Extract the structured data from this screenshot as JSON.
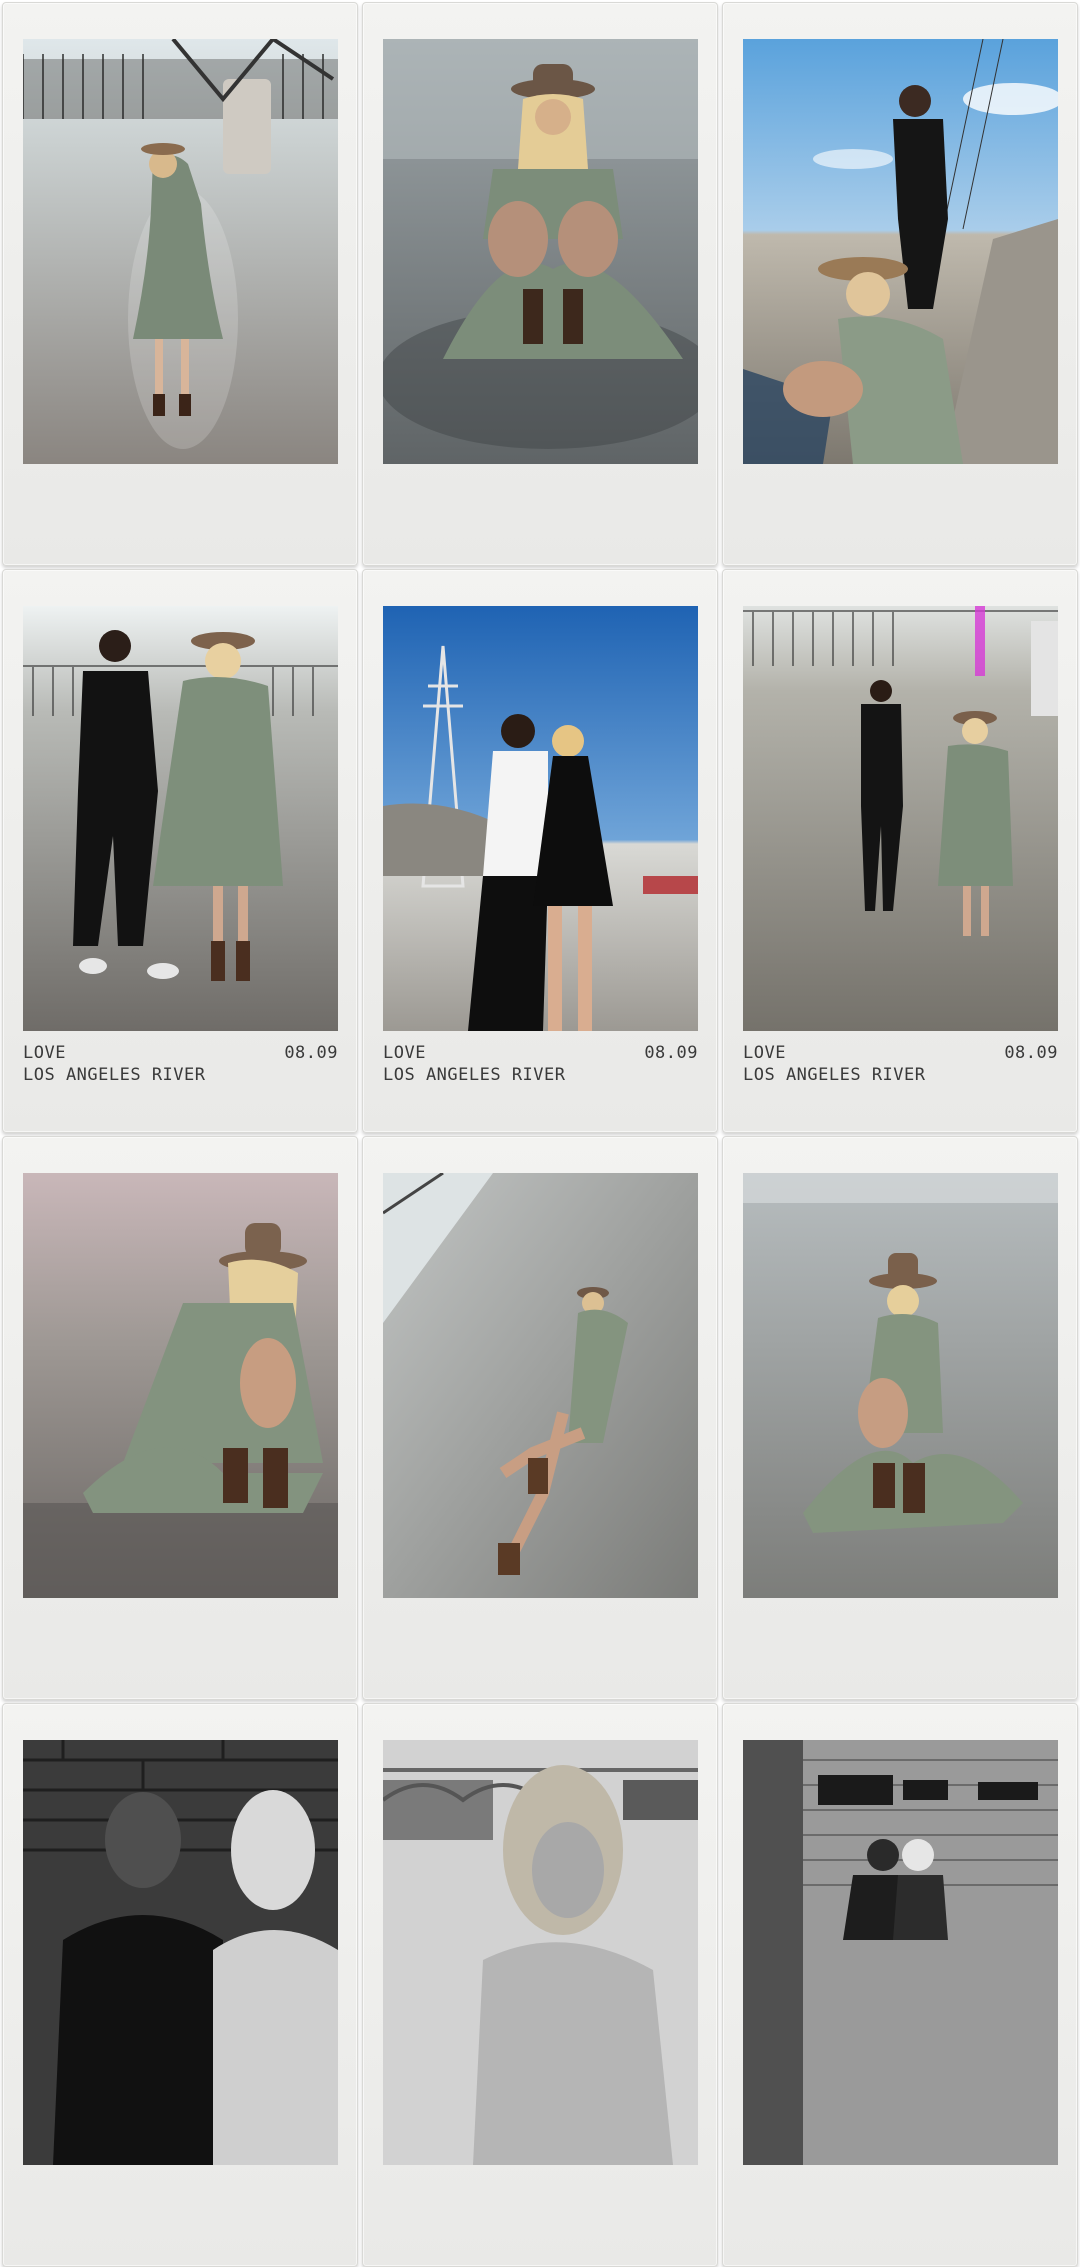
{
  "cards": [
    {
      "caption": null,
      "photo_alt": "Woman in floral wrap dress and hat standing on concrete riverbed"
    },
    {
      "caption": null,
      "photo_alt": "Woman in hat squatting on concrete"
    },
    {
      "caption": null,
      "photo_alt": "Woman crouching holding hat with man standing behind under blue sky"
    },
    {
      "caption": {
        "title": "LOVE",
        "date": "08.09",
        "location": "LOS ANGELES RIVER"
      },
      "photo_alt": "Couple standing side by side on concrete"
    },
    {
      "caption": {
        "title": "LOVE",
        "date": "08.09",
        "location": "LOS ANGELES RIVER"
      },
      "photo_alt": "Couple near power tower and bridge under blue sky"
    },
    {
      "caption": {
        "title": "LOVE",
        "date": "08.09",
        "location": "LOS ANGELES RIVER"
      },
      "photo_alt": "Couple standing apart on concrete with fence behind"
    },
    {
      "caption": null,
      "photo_alt": "Woman sitting on concrete holding hat"
    },
    {
      "caption": null,
      "photo_alt": "Woman reclining on sloped concrete"
    },
    {
      "caption": null,
      "photo_alt": "Woman sitting on sloped concrete wearing hat"
    },
    {
      "caption": null,
      "photo_alt": "Black and white couple against brick wall"
    },
    {
      "caption": null,
      "photo_alt": "Black and white woman portrait near bridge"
    },
    {
      "caption": null,
      "photo_alt": "Black and white couple in front of brick building"
    }
  ]
}
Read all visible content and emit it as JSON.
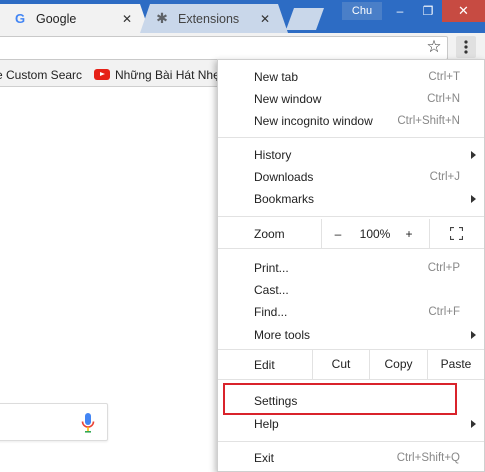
{
  "tabs": [
    {
      "title": "Google",
      "close": "✕"
    },
    {
      "title": "Extensions",
      "close": "✕"
    }
  ],
  "profile": {
    "name": "Chu"
  },
  "window_controls": {
    "minimize": "–",
    "maximize": "❐",
    "close": "✕"
  },
  "bookmarks": [
    {
      "label": "e Custom Searc"
    },
    {
      "label": "Những Bài Hát Nhẹ"
    }
  ],
  "menu": {
    "new_tab": {
      "label": "New tab",
      "shortcut": "Ctrl+T"
    },
    "new_window": {
      "label": "New window",
      "shortcut": "Ctrl+N"
    },
    "new_incognito": {
      "label": "New incognito window",
      "shortcut": "Ctrl+Shift+N"
    },
    "history": {
      "label": "History"
    },
    "downloads": {
      "label": "Downloads",
      "shortcut": "Ctrl+J"
    },
    "bookmarks": {
      "label": "Bookmarks"
    },
    "zoom": {
      "label": "Zoom",
      "minus": "–",
      "value": "100%",
      "plus": "+"
    },
    "print": {
      "label": "Print...",
      "shortcut": "Ctrl+P"
    },
    "cast": {
      "label": "Cast..."
    },
    "find": {
      "label": "Find...",
      "shortcut": "Ctrl+F"
    },
    "more_tools": {
      "label": "More tools"
    },
    "edit": {
      "label": "Edit",
      "cut": "Cut",
      "copy": "Copy",
      "paste": "Paste"
    },
    "settings": {
      "label": "Settings"
    },
    "help": {
      "label": "Help"
    },
    "exit": {
      "label": "Exit",
      "shortcut": "Ctrl+Shift+Q"
    }
  },
  "colors": {
    "titlebar": "#2d6cc4",
    "highlight": "#d9232b",
    "close_button": "#c74b42"
  }
}
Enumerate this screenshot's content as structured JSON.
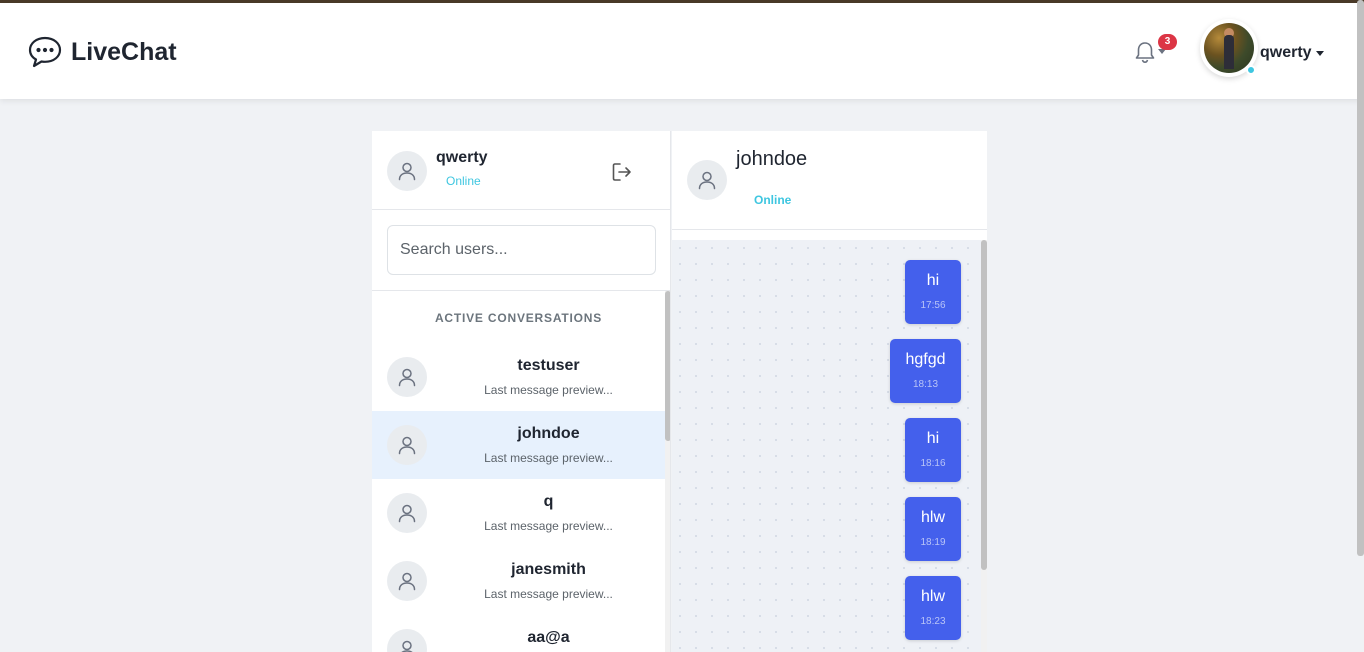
{
  "navbar": {
    "brand_icon": "speech-bubble-icon",
    "brand": "LiveChat",
    "notification_count": "3",
    "username": "qwerty",
    "accent": "#4460ec",
    "online_color": "#3ec6e0",
    "badge_color": "#dc3545"
  },
  "sidebar": {
    "current_user": {
      "name": "qwerty",
      "status": "Online"
    },
    "search": {
      "placeholder": "Search users..."
    },
    "section_title": "ACTIVE CONVERSATIONS",
    "conversations": [
      {
        "name": "testuser",
        "preview": "Last message preview...",
        "active": false
      },
      {
        "name": "johndoe",
        "preview": "Last message preview...",
        "active": true
      },
      {
        "name": "q",
        "preview": "Last message preview...",
        "active": false
      },
      {
        "name": "janesmith",
        "preview": "Last message preview...",
        "active": false
      },
      {
        "name": "aa@a",
        "preview": "",
        "active": false
      }
    ]
  },
  "chat": {
    "contact": {
      "name": "johndoe",
      "status": "Online"
    },
    "messages": [
      {
        "text": "hi",
        "time": "17:56"
      },
      {
        "text": "hgfgd",
        "time": "18:13"
      },
      {
        "text": "hi",
        "time": "18:16"
      },
      {
        "text": "hlw",
        "time": "18:19"
      },
      {
        "text": "hlw",
        "time": "18:23"
      }
    ]
  }
}
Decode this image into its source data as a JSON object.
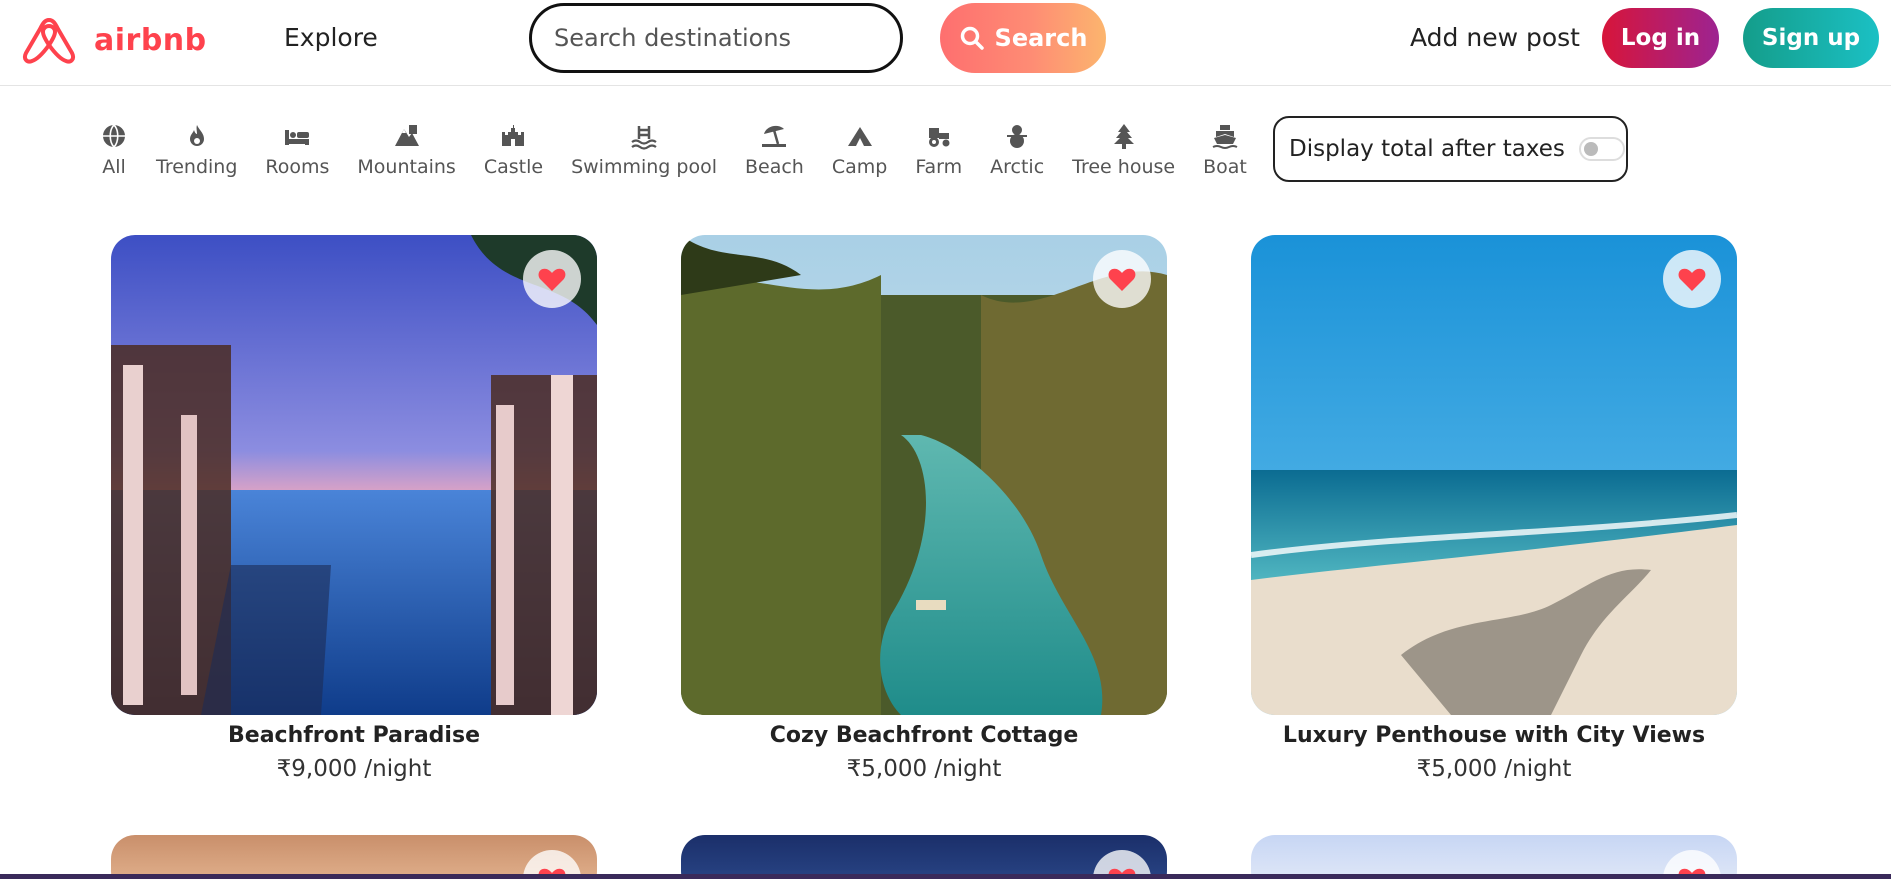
{
  "brand": {
    "name": "airbnb",
    "color": "#fe424d"
  },
  "nav": {
    "explore": "Explore",
    "search_placeholder": "Search destinations",
    "search_button": "Search",
    "add_post": "Add new post",
    "login": "Log in",
    "signup": "Sign up"
  },
  "filters": [
    {
      "label": "All",
      "icon": "globe-icon"
    },
    {
      "label": "Trending",
      "icon": "fire-icon"
    },
    {
      "label": "Rooms",
      "icon": "bed-icon"
    },
    {
      "label": "Mountains",
      "icon": "mountain-icon"
    },
    {
      "label": "Castle",
      "icon": "castle-icon"
    },
    {
      "label": "Swimming pool",
      "icon": "pool-icon"
    },
    {
      "label": "Beach",
      "icon": "umbrella-beach-icon"
    },
    {
      "label": "Camp",
      "icon": "campground-icon"
    },
    {
      "label": "Farm",
      "icon": "tractor-icon"
    },
    {
      "label": "Arctic",
      "icon": "snowman-icon"
    },
    {
      "label": "Tree house",
      "icon": "tree-icon"
    },
    {
      "label": "Boat",
      "icon": "ship-icon"
    }
  ],
  "tax_toggle": {
    "label": "Display total after taxes",
    "enabled": false
  },
  "listings": [
    {
      "title": "Beachfront Paradise",
      "price": "₹9,000 /night"
    },
    {
      "title": "Cozy Beachfront Cottage",
      "price": "₹5,000 /night"
    },
    {
      "title": "Luxury Penthouse with City Views",
      "price": "₹5,000 /night"
    }
  ],
  "colors": {
    "search_gradient": [
      "#fe6f6f",
      "#fcb56e"
    ],
    "login_gradient": [
      "#d7153a",
      "#9d2391"
    ],
    "signup_gradient": [
      "#149d8a",
      "#1bc0c4"
    ],
    "heart": "#fe424d"
  }
}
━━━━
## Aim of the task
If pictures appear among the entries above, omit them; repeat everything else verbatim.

## Exercise output
Extract the structured data from this screenshot as JSON.
{
  "cards": [
    {
      "caption": null,
      "photo_alt": "Woman in floral wrap dress and hat standing on concrete riverbed"
    },
    {
      "caption": null,
      "photo_alt": "Woman in hat squatting on concrete"
    },
    {
      "caption": null,
      "photo_alt": "Woman crouching holding hat with man standing behind under blue sky"
    },
    {
      "caption": {
        "title": "LOVE",
        "date": "08.09",
        "location": "LOS ANGELES RIVER"
      },
      "photo_alt": "Couple standing side by side on concrete"
    },
    {
      "caption": {
        "title": "LOVE",
        "date": "08.09",
        "location": "LOS ANGELES RIVER"
      },
      "photo_alt": "Couple near power tower and bridge under blue sky"
    },
    {
      "caption": {
        "title": "LOVE",
        "date": "08.09",
        "location": "LOS ANGELES RIVER"
      },
      "photo_alt": "Couple standing apart on concrete with fence behind"
    },
    {
      "caption": null,
      "photo_alt": "Woman sitting on concrete holding hat"
    },
    {
      "caption": null,
      "photo_alt": "Woman reclining on sloped concrete"
    },
    {
      "caption": null,
      "photo_alt": "Woman sitting on sloped concrete wearing hat"
    },
    {
      "caption": null,
      "photo_alt": "Black and white couple against brick wall"
    },
    {
      "caption": null,
      "photo_alt": "Black and white woman portrait near bridge"
    },
    {
      "caption": null,
      "photo_alt": "Black and white couple in front of brick building"
    }
  ]
}
Read all visible content and emit it as JSON.
{
  "tabs": [
    {
      "title": "Google",
      "close": "✕"
    },
    {
      "title": "Extensions",
      "close": "✕"
    }
  ],
  "profile": {
    "name": "Chu"
  },
  "window_controls": {
    "minimize": "–",
    "maximize": "❐",
    "close": "✕"
  },
  "bookmarks": [
    {
      "label": "e Custom Searc"
    },
    {
      "label": "Những Bài Hát Nhẹ"
    }
  ],
  "menu": {
    "new_tab": {
      "label": "New tab",
      "shortcut": "Ctrl+T"
    },
    "new_window": {
      "label": "New window",
      "shortcut": "Ctrl+N"
    },
    "new_incognito": {
      "label": "New incognito window",
      "shortcut": "Ctrl+Shift+N"
    },
    "history": {
      "label": "History"
    },
    "downloads": {
      "label": "Downloads",
      "shortcut": "Ctrl+J"
    },
    "bookmarks": {
      "label": "Bookmarks"
    },
    "zoom": {
      "label": "Zoom",
      "minus": "–",
      "value": "100%",
      "plus": "+"
    },
    "print": {
      "label": "Print...",
      "shortcut": "Ctrl+P"
    },
    "cast": {
      "label": "Cast..."
    },
    "find": {
      "label": "Find...",
      "shortcut": "Ctrl+F"
    },
    "more_tools": {
      "label": "More tools"
    },
    "edit": {
      "label": "Edit",
      "cut": "Cut",
      "copy": "Copy",
      "paste": "Paste"
    },
    "settings": {
      "label": "Settings"
    },
    "help": {
      "label": "Help"
    },
    "exit": {
      "label": "Exit",
      "shortcut": "Ctrl+Shift+Q"
    }
  },
  "colors": {
    "titlebar": "#2d6cc4",
    "highlight": "#d9232b",
    "close_button": "#c74b42"
  }
}
Enumerate this screenshot's content as structured JSON.
{
  "navbar": {
    "brand_icon": "speech-bubble-icon",
    "brand": "LiveChat",
    "notification_count": "3",
    "username": "qwerty",
    "accent": "#4460ec",
    "online_color": "#3ec6e0",
    "badge_color": "#dc3545"
  },
  "sidebar": {
    "current_user": {
      "name": "qwerty",
      "status": "Online"
    },
    "search": {
      "placeholder": "Search users..."
    },
    "section_title": "ACTIVE CONVERSATIONS",
    "conversations": [
      {
        "name": "testuser",
        "preview": "Last message preview...",
        "active": false
      },
      {
        "name": "johndoe",
        "preview": "Last message preview...",
        "active": true
      },
      {
        "name": "q",
        "preview": "Last message preview...",
        "active": false
      },
      {
        "name": "janesmith",
        "preview": "Last message preview...",
        "active": false
      },
      {
        "name": "aa@a",
        "preview": "",
        "active": false
      }
    ]
  },
  "chat": {
    "contact": {
      "name": "johndoe",
      "status": "Online"
    },
    "messages": [
      {
        "text": "hi",
        "time": "17:56"
      },
      {
        "text": "hgfgd",
        "time": "18:13"
      },
      {
        "text": "hi",
        "time": "18:16"
      },
      {
        "text": "hlw",
        "time": "18:19"
      },
      {
        "text": "hlw",
        "time": "18:23"
      }
    ]
  }
}
Decode this image into its source data as a JSON object.
{
  "brand": {
    "name": "airbnb",
    "color": "#fe424d"
  },
  "nav": {
    "explore": "Explore",
    "search_placeholder": "Search destinations",
    "search_button": "Search",
    "add_post": "Add new post",
    "login": "Log in",
    "signup": "Sign up"
  },
  "filters": [
    {
      "label": "All",
      "icon": "globe-icon"
    },
    {
      "label": "Trending",
      "icon": "fire-icon"
    },
    {
      "label": "Rooms",
      "icon": "bed-icon"
    },
    {
      "label": "Mountains",
      "icon": "mountain-icon"
    },
    {
      "label": "Castle",
      "icon": "castle-icon"
    },
    {
      "label": "Swimming pool",
      "icon": "pool-icon"
    },
    {
      "label": "Beach",
      "icon": "umbrella-beach-icon"
    },
    {
      "label": "Camp",
      "icon": "campground-icon"
    },
    {
      "label": "Farm",
      "icon": "tractor-icon"
    },
    {
      "label": "Arctic",
      "icon": "snowman-icon"
    },
    {
      "label": "Tree house",
      "icon": "tree-icon"
    },
    {
      "label": "Boat",
      "icon": "ship-icon"
    }
  ],
  "tax_toggle": {
    "label": "Display total after taxes",
    "enabled": false
  },
  "listings": [
    {
      "title": "Beachfront Paradise",
      "price": "₹9,000 /night"
    },
    {
      "title": "Cozy Beachfront Cottage",
      "price": "₹5,000 /night"
    },
    {
      "title": "Luxury Penthouse with City Views",
      "price": "₹5,000 /night"
    }
  ],
  "colors": {
    "search_gradient": [
      "#fe6f6f",
      "#fcb56e"
    ],
    "login_gradient": [
      "#d7153a",
      "#9d2391"
    ],
    "signup_gradient": [
      "#149d8a",
      "#1bc0c4"
    ],
    "heart": "#fe424d"
  }
}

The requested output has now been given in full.